■ **Exercise goal**: Nothing in the data should be altered when it is repeated in full.

■ **Data in this exercise**:

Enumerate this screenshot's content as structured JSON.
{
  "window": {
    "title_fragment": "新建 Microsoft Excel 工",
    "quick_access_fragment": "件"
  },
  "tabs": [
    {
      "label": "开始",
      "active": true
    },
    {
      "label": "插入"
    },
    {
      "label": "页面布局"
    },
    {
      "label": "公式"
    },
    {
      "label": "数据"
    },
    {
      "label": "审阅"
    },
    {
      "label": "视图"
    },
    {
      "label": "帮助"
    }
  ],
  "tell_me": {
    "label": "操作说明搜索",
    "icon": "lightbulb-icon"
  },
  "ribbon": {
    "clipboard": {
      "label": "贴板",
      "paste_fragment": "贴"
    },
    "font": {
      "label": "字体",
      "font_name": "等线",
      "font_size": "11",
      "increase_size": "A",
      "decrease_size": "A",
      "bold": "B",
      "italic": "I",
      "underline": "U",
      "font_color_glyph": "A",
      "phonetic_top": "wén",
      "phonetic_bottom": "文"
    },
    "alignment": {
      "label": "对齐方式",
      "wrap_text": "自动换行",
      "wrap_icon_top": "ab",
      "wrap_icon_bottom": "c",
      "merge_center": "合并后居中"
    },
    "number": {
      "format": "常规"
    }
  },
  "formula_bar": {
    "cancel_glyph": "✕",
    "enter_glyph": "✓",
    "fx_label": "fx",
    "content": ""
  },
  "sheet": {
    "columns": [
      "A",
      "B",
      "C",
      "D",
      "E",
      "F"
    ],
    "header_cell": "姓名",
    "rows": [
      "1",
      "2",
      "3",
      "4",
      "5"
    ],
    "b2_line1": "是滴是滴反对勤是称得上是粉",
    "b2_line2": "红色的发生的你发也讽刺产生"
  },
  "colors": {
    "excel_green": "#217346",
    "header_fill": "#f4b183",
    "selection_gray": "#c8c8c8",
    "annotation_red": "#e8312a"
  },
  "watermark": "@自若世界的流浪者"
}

■ **Solution to the exercise**:
Enumerate this screenshot's content as structured JSON.
{
  "window": {
    "title_fragment": "新建 Microsoft Excel 工",
    "quick_access_fragment": "件"
  },
  "tabs": [
    {
      "label": "开始",
      "active": true
    },
    {
      "label": "插入"
    },
    {
      "label": "页面布局"
    },
    {
      "label": "公式"
    },
    {
      "label": "数据"
    },
    {
      "label": "审阅"
    },
    {
      "label": "视图"
    },
    {
      "label": "帮助"
    }
  ],
  "tell_me": {
    "label": "操作说明搜索",
    "icon": "lightbulb-icon"
  },
  "ribbon": {
    "clipboard": {
      "label": "贴板",
      "paste_fragment": "贴"
    },
    "font": {
      "label": "字体",
      "font_name": "等线",
      "font_size": "11",
      "increase_size": "A",
      "decrease_size": "A",
      "bold": "B",
      "italic": "I",
      "underline": "U",
      "font_color_glyph": "A",
      "phonetic_top": "wén",
      "phonetic_bottom": "文"
    },
    "alignment": {
      "label": "对齐方式",
      "wrap_text": "自动换行",
      "wrap_icon_top": "ab",
      "wrap_icon_bottom": "c",
      "merge_center": "合并后居中"
    },
    "number": {
      "format": "常规"
    }
  },
  "formula_bar": {
    "cancel_glyph": "✕",
    "enter_glyph": "✓",
    "fx_label": "fx",
    "content": ""
  },
  "sheet": {
    "columns": [
      "A",
      "B",
      "C",
      "D",
      "E",
      "F"
    ],
    "header_cell": "姓名",
    "rows": [
      "1",
      "2",
      "3",
      "4",
      "5"
    ],
    "b2_line1": "是滴是滴反对勤是称得上是粉",
    "b2_line2": "红色的发生的你发也讽刺产生"
  },
  "colors": {
    "excel_green": "#217346",
    "header_fill": "#f4b183",
    "selection_gray": "#c8c8c8",
    "annotation_red": "#e8312a"
  },
  "watermark": "@自若世界的流浪者"
}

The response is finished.